Date of this Version

August 2007


Published in: Witmer, G. W., W. C. Pitt, and K. A. Fagerstone, editors. 2007. Managing vertebrate invasive species: proceedings of an international symposium. USDA/APHIS Wildlife Services, National Wildlife Research Center, Fort Collins, Colorado, USA. Also available online at
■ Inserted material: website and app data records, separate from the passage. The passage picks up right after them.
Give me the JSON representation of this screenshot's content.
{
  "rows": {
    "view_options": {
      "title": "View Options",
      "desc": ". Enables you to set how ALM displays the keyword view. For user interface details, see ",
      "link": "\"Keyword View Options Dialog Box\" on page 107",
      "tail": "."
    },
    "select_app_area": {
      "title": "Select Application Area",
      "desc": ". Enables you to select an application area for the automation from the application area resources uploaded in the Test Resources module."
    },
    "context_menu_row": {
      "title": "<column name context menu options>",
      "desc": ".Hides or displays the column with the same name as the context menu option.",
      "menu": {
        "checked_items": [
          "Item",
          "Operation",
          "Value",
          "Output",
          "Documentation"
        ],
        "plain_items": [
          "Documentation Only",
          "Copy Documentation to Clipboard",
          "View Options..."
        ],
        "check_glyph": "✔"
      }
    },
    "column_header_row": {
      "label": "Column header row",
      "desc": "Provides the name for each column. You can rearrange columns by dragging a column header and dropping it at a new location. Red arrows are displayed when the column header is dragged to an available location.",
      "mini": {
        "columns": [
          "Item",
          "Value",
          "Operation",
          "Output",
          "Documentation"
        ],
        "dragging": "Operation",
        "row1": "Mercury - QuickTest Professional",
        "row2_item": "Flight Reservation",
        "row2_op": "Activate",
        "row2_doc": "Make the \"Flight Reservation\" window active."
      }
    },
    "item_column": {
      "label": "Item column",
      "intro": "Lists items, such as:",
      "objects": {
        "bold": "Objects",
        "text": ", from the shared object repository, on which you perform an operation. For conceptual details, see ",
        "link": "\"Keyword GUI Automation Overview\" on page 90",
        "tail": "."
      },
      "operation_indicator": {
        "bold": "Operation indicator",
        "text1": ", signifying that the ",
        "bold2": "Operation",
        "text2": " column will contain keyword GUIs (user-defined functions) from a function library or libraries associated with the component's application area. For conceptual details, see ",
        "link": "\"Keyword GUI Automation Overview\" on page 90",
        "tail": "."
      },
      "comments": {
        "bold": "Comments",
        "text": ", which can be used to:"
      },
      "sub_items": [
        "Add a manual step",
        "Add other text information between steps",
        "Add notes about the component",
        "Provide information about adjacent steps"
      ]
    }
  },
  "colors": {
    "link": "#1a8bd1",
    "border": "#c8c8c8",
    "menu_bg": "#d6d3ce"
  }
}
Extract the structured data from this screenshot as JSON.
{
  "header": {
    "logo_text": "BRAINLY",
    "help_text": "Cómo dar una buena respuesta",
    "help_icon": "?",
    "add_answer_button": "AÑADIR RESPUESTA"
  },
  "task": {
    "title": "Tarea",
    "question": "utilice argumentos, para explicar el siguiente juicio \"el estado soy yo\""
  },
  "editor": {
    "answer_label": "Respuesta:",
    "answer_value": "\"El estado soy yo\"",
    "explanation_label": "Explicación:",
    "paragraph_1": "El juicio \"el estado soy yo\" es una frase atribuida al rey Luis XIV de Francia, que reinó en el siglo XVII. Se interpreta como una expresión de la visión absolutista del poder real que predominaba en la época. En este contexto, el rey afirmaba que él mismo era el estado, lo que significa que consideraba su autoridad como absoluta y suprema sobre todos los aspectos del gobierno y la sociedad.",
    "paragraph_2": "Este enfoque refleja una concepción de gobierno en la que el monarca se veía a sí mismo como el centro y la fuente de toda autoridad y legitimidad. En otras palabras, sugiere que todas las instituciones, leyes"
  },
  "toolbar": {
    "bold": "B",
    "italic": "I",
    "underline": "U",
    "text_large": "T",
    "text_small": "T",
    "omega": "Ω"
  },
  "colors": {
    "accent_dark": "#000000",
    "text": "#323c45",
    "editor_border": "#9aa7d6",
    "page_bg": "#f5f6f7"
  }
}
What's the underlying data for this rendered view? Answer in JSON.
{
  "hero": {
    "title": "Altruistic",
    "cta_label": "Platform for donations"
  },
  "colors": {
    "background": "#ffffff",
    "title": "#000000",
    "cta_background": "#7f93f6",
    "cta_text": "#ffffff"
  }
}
Conservation is essentially a social activity – it is about, by and for people. Managing invasive species on islands to reduce their “community effects” (that is, effects on communities of people as well as on communities of plants and animals) makes good sense. Consequently, many demonstration projects supported as part of the Pacific Invasives Initiative involve social and economic objectives as well as biological ones. In New Caledonia, for example, dialogue between conservation agencies and local tribes about a proposed pest mammal control project on Mont Panié has been taking place for nearly 10 years. As well as being involved in pest control activities to achieve biodiversity conservation outcomes, there is particularly strong local support for a proposed project to reduce feral pig (Sus scrofa) impacts in tribal gardens. It is anticipated that reduced pig impacts will lead to important improvements in peoples’ livelihoods. A proposal to eradicate invasive cane toads (Bufo marinus) from Viwa Island in Fiji to protect an endangered ground frog was modified following consultation with local residents to first include the eradication of feral cats (Felis catus), feral dogs (Canis familiaris), and rats (Rattus spp.). These preliminary eradications were undertaken by the residents, with training and support from eradication specialists. Viwa islanders now have the knowledge and skills to ensure their island remains free of these pests. Also, Fiji Vatu-I-Ra Island is an important seabird breeding site. Local residents gave their support for rats to be eradicated from the island. Several people were trained and participated in the eradication operation. In addition to removing predation pressure on nesting seabirds and creating opportunities for an eco-tourism business, another early outcome has been increased measures by the owners to protect the island from further human-induced impacts. These and other demonstration projects are discussed to illustrate attempts at achieving biological, social and economic objectives through managing invasive species on islands.